    November 16, 2016 Posted in News
  • Multidrug-Resistant Bacteria From Chickens Pose Risk to Human Health
    Isolates of a common poultry pathogen collected from animals in Indian bird markets were mostly resistant to multiple classes of antibiotics. The study provides the first data on prevalence and isolation of Helicobacter pullorum in India. The research is published November ...More
    November 4, 2016 Posted in News
  • Engineers Design a New Weapon Against Bacteria
    Over the past few decades, many bacteria have become resistant to existing antibiotics, and few new drugs have emerged. A recent study from a U.K. commission on antimicrobial resistance estimated that by 2050, antibiotic-resistant bacterial infections will kill 10 million ...More
    November 2, 2016 Posted in News
  • Natural Products Inspire the Design of Molecular Agents Against Drug-Resistant Bacterial Strains
    Many microorganisms produce secondary natural products, the potential antibiotic effects of which are extensively investigated. German scientists have now examined a class of quinone-like substances containing an additional epoxide functional group for their antibiotic ...More

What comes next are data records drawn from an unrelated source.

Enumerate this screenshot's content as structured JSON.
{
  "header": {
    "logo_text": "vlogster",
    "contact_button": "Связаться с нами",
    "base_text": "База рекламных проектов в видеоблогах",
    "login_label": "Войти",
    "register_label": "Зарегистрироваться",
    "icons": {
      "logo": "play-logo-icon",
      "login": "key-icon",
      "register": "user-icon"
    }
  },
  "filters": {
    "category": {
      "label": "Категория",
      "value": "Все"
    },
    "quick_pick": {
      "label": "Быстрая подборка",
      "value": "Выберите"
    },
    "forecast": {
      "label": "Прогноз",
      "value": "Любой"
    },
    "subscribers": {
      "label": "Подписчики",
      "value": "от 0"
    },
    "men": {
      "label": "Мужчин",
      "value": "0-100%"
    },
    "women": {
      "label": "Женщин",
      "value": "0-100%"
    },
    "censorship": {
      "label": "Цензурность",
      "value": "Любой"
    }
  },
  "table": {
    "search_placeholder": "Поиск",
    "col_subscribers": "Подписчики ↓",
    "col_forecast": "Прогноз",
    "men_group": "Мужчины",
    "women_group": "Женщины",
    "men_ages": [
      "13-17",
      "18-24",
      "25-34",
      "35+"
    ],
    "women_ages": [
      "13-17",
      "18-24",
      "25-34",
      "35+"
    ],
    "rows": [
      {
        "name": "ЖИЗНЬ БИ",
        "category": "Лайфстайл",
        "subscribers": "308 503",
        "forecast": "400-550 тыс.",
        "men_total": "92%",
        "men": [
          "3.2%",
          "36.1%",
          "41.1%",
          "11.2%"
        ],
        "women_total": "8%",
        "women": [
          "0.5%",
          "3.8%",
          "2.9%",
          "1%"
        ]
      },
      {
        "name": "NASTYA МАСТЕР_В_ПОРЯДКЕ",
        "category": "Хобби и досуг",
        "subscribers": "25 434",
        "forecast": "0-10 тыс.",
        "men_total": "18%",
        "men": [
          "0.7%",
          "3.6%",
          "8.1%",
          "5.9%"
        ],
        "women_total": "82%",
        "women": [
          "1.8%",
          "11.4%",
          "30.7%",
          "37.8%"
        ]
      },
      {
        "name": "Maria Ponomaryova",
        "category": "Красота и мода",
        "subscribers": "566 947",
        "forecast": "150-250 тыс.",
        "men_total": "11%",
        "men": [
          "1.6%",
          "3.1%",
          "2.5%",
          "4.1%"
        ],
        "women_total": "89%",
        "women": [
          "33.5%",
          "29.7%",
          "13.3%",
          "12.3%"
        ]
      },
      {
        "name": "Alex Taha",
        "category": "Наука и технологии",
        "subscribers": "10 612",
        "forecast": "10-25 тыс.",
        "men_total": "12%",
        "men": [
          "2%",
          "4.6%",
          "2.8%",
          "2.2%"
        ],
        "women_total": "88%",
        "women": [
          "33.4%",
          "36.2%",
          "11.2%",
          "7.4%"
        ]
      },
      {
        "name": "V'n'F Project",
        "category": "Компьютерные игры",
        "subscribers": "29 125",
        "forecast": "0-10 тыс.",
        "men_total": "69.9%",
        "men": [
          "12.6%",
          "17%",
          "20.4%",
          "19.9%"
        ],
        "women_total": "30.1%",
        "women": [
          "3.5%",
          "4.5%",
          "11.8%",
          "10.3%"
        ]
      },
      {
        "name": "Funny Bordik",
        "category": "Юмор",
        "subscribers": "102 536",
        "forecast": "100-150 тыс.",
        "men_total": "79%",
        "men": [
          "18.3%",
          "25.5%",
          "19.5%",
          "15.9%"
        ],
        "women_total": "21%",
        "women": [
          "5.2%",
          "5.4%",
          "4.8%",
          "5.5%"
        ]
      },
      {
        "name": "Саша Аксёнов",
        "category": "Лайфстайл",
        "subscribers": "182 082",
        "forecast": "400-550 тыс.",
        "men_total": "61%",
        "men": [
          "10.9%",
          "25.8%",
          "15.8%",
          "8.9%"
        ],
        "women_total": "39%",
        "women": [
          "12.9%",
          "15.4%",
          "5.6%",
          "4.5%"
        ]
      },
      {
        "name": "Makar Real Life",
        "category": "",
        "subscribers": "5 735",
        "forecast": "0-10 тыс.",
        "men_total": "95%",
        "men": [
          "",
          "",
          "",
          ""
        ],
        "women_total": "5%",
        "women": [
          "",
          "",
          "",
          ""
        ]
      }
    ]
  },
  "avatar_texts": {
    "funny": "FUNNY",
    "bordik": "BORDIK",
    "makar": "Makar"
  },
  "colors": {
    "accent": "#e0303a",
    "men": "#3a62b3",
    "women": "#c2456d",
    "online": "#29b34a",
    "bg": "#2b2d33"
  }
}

    October 27, 2016 Posted in News
  • Cranberry Disrupts Bacteria's Ability to Communicate, Spread and Become Virulent
    Scientists from McGill University and INRS-Institut Armand-Frappier in Canada recently released a novel investigation showing that cranberry extract successfully interrupted the communication between bacteria associated with problematic and pervasive infections. The authors ...More
    October 25, 2016 Posted in News
  • Scientists Model Outer Membrane of 12 Bacterial Species to Speed New Drugs for 'Bad Bugs'
    Information could be the key to winning the race against antibiotic resistance. If we lose, a UK-funded analysis predicts a frightening future where drug resistant bacterial infections kill more people worldwide than cancer. The lack of progress in creating "new drugs for ...More
    October 18, 2016 Posted in News
  • Researchers are Rethinking the Role of Bacteria in Incontinence
    Almost 1 in 5 women over the age of 44 suffer from what is known as urgency urinary incontinence (UUI): experiencing a strong sensation of an urgent need to pee, followed by immediate leakage of a large volume of urine. It can severely adversely affect someone's life, ...More
    October 7, 2016 Posted in News